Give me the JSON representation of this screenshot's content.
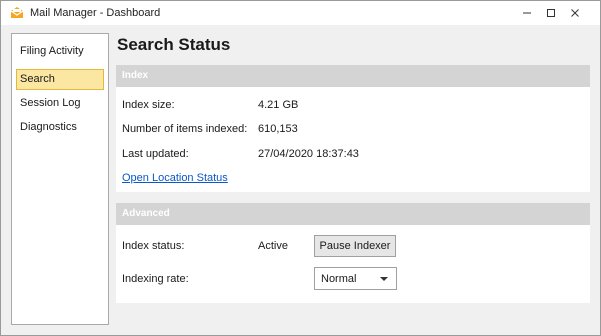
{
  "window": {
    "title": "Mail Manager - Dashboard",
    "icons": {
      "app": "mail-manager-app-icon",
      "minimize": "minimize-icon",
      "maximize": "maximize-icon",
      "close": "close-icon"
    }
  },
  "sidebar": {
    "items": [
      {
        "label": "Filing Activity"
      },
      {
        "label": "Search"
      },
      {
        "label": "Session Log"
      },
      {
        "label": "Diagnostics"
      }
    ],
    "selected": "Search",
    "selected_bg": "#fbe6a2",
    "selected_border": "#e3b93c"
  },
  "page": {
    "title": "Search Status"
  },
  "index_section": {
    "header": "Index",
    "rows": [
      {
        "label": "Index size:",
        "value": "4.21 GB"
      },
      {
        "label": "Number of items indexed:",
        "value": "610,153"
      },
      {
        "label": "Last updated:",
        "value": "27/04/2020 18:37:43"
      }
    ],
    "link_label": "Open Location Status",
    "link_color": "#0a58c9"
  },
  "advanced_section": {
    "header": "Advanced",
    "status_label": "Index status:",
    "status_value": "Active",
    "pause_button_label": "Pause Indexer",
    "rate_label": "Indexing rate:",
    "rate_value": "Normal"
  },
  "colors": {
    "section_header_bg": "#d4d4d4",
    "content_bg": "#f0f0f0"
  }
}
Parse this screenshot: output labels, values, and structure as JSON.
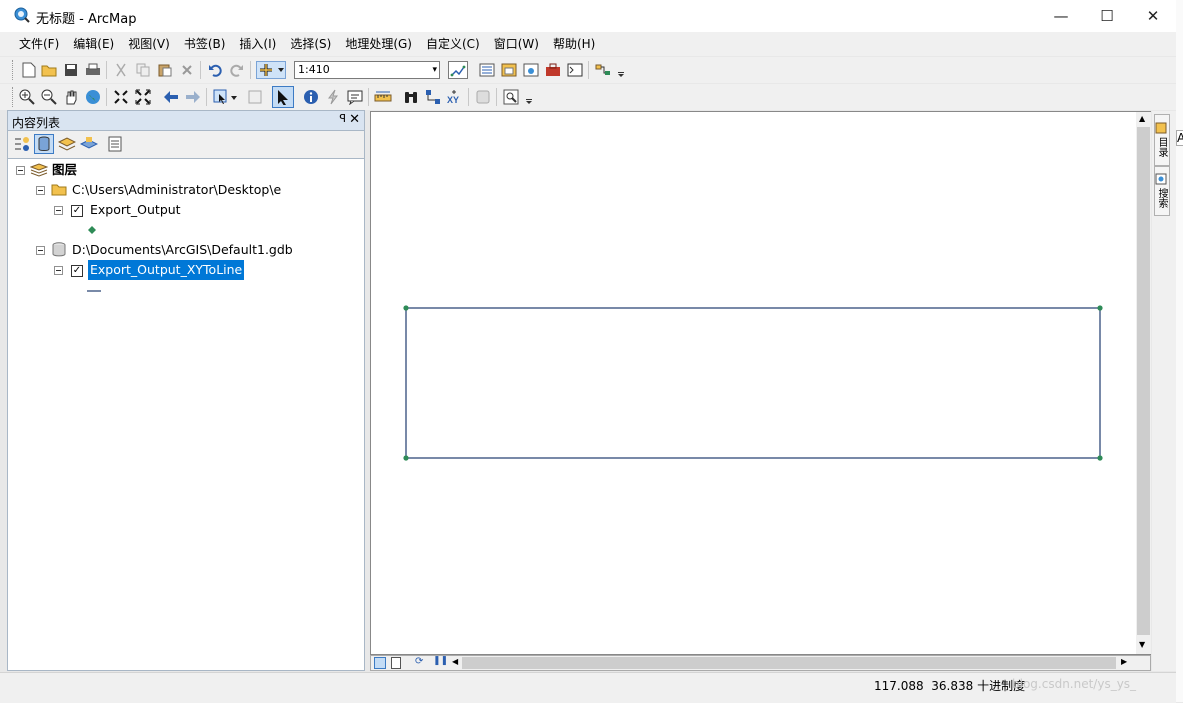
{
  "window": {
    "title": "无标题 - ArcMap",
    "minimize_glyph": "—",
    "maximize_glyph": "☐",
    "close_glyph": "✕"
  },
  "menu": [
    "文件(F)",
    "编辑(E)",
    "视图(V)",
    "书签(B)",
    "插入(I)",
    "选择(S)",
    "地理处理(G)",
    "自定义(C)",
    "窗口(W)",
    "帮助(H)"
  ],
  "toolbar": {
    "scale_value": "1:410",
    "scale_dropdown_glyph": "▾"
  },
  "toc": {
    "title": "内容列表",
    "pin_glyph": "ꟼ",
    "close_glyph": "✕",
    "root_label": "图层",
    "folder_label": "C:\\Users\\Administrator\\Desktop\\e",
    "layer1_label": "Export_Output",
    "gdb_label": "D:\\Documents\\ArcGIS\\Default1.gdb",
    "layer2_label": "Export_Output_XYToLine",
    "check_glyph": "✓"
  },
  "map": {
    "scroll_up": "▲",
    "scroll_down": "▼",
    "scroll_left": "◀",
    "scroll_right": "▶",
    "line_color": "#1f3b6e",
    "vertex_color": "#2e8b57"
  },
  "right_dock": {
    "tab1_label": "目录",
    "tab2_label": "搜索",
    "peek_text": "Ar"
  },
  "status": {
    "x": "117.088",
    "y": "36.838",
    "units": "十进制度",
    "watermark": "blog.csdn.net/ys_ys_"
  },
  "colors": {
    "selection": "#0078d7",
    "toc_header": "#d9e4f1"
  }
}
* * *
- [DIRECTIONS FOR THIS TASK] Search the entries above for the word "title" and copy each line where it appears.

- [SOLUTION FOR THIS TASK]
    "title": "Mail Manager - Dashboard",
    "title": "Search Status"
    "title": "无标题 - ArcMap",
    "title": "内容列表",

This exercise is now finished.